* TASK OBJECTIVE *
Scan the data below for lines holding the word "category", and copy each line found.

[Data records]
——————

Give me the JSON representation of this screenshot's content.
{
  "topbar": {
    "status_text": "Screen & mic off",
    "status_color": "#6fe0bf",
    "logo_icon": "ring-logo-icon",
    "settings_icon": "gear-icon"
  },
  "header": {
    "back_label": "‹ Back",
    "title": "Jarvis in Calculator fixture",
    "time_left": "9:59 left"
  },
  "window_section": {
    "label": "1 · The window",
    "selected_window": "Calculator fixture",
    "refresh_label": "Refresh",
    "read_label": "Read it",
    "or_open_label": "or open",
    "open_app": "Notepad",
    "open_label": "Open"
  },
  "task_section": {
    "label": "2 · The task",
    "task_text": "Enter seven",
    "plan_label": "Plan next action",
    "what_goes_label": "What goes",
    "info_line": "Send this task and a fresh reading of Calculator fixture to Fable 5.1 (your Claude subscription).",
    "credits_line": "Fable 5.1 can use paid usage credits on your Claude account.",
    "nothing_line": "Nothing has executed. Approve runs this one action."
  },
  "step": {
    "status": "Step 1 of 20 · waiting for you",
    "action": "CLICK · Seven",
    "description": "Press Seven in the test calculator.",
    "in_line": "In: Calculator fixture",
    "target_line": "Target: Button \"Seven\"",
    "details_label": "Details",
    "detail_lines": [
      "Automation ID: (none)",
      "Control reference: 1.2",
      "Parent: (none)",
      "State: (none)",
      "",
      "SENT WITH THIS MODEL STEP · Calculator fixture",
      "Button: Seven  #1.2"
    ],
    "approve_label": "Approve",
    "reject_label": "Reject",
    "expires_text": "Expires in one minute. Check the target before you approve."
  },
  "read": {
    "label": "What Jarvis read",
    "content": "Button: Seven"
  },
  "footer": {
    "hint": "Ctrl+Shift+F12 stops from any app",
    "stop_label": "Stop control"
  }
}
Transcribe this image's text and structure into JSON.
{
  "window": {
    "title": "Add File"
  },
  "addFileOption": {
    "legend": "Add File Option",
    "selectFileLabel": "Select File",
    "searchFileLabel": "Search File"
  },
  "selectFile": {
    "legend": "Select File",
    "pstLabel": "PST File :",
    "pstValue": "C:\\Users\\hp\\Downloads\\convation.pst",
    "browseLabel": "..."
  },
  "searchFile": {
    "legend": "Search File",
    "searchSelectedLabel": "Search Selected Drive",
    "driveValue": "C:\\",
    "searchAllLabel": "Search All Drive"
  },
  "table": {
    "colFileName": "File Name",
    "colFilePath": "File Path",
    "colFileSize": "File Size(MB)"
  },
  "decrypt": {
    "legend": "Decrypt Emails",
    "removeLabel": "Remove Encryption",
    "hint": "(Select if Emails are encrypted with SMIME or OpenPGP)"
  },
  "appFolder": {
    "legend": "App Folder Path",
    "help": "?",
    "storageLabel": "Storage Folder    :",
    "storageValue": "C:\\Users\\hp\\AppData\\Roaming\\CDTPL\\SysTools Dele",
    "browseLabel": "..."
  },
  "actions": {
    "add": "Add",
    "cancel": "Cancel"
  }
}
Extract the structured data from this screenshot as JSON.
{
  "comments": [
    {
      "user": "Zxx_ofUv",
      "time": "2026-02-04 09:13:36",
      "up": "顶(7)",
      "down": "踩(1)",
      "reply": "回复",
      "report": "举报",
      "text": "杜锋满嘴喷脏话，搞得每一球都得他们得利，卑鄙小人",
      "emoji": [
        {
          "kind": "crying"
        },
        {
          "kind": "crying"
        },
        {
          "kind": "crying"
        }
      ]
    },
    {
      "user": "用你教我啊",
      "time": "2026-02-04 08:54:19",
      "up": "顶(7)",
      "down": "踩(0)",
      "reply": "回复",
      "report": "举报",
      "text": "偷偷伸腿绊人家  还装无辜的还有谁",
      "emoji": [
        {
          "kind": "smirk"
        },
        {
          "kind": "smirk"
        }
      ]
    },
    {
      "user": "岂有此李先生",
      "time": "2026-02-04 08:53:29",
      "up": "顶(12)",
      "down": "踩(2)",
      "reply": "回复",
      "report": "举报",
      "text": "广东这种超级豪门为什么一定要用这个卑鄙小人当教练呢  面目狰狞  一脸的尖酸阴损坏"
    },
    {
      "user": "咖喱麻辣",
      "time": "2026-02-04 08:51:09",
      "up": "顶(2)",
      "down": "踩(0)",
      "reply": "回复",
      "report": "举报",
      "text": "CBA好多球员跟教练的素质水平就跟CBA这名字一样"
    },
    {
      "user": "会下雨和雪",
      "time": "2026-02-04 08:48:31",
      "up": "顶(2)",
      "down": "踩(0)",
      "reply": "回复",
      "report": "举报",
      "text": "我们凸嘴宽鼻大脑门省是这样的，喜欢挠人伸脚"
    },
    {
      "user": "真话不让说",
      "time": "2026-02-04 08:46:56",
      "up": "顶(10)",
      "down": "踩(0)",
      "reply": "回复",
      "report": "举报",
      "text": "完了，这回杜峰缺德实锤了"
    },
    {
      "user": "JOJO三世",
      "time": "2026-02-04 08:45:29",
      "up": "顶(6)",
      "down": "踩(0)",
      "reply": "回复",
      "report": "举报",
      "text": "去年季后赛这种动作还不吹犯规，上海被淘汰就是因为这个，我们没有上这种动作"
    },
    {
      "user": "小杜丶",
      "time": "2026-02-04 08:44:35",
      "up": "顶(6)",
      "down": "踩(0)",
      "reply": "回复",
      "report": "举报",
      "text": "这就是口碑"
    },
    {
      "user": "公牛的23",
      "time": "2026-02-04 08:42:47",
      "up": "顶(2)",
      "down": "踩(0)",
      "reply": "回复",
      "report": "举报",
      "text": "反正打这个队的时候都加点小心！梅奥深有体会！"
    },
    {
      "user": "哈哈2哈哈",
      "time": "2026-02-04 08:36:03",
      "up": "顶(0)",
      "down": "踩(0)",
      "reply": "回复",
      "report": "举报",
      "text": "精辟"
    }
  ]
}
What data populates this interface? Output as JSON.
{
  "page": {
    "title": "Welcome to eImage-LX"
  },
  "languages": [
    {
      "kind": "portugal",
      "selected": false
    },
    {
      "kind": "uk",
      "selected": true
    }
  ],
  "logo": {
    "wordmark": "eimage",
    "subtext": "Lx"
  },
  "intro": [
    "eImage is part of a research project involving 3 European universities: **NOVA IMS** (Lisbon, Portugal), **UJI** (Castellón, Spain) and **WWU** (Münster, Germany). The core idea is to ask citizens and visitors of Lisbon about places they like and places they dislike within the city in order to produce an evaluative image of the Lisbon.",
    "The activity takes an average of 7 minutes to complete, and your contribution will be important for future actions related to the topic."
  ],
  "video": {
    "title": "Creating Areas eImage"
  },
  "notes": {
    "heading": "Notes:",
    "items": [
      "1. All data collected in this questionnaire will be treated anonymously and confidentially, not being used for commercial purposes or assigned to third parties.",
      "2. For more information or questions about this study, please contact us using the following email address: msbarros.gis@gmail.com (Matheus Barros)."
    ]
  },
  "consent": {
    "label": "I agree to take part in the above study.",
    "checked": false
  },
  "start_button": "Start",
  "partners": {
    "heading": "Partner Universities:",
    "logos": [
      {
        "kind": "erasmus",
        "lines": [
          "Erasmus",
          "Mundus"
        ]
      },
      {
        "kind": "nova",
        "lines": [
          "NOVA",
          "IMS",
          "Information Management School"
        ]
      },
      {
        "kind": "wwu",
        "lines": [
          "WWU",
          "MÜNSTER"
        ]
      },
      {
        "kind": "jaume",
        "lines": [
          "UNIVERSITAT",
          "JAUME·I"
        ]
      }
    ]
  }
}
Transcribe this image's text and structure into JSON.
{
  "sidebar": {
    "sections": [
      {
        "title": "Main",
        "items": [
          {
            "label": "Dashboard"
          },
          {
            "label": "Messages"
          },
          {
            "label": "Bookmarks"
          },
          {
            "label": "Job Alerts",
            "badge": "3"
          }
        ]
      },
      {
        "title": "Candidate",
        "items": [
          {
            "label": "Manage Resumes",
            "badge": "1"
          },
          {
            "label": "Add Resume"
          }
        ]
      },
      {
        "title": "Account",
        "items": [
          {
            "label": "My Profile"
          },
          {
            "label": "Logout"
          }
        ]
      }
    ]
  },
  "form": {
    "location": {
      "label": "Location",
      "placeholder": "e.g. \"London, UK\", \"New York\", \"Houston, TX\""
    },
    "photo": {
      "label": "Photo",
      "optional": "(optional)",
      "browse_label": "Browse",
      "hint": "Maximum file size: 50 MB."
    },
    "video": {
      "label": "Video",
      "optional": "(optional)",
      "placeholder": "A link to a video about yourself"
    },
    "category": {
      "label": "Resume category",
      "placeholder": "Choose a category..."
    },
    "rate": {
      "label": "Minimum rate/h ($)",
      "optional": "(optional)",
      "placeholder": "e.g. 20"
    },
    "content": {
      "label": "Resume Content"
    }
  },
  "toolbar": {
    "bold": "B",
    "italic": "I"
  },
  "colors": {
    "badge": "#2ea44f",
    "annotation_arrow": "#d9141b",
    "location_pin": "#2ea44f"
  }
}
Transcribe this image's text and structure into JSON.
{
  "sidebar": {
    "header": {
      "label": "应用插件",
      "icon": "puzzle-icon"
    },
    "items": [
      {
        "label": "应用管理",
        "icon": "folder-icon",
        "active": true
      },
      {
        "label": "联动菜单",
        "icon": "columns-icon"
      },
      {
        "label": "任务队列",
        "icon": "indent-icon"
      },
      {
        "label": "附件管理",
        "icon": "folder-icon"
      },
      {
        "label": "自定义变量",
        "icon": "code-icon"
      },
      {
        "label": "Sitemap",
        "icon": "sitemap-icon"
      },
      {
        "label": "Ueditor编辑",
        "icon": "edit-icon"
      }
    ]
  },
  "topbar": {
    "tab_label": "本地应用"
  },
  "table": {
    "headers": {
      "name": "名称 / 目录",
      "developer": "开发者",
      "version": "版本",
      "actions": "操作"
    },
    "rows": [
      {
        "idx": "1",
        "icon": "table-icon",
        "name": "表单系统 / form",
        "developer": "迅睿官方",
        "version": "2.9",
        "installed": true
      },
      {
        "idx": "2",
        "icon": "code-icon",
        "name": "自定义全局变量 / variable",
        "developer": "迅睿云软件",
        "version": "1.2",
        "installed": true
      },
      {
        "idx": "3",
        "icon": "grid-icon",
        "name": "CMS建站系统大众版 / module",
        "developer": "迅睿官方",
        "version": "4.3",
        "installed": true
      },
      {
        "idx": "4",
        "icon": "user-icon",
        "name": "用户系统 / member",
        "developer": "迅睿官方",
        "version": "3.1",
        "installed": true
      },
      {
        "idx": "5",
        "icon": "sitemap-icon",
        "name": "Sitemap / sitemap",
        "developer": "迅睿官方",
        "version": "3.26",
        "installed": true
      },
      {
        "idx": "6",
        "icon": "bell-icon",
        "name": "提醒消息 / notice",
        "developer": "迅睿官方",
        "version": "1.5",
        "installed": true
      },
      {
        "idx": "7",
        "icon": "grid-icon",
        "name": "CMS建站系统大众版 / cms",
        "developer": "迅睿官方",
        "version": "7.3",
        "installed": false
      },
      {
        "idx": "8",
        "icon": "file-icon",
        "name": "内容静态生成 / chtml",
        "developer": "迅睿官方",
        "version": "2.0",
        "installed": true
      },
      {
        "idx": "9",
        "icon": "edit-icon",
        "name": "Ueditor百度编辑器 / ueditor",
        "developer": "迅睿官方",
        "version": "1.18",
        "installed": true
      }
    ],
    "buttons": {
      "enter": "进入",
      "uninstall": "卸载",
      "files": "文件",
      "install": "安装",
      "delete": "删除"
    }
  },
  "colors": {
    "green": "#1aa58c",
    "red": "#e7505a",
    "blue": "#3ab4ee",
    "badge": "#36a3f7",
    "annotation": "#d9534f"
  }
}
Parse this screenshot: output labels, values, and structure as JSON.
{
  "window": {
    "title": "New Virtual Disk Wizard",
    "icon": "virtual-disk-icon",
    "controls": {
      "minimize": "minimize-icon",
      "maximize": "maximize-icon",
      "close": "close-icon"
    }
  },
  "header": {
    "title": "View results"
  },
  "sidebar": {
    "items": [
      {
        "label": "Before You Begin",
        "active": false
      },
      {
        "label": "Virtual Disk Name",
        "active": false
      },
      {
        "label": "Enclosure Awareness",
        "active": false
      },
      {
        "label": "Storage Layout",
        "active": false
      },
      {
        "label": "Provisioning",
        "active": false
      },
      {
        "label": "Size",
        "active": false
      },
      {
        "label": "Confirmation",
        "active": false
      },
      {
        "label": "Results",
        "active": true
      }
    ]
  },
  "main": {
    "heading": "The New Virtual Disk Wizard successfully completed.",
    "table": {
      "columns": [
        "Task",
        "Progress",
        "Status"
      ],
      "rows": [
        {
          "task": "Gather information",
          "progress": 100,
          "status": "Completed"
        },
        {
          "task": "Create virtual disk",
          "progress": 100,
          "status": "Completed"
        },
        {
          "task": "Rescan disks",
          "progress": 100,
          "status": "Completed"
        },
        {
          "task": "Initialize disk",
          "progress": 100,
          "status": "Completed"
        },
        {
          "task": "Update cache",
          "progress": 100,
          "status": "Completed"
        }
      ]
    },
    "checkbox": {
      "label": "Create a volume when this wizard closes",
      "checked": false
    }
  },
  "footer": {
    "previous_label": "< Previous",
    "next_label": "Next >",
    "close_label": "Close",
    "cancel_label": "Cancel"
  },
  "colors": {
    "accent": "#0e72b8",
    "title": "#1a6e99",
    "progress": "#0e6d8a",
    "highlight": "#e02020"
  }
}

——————

* ANSWER SPACE *
    "category": {
      "label": "Resume category",
      "placeholder": "Choose a category..."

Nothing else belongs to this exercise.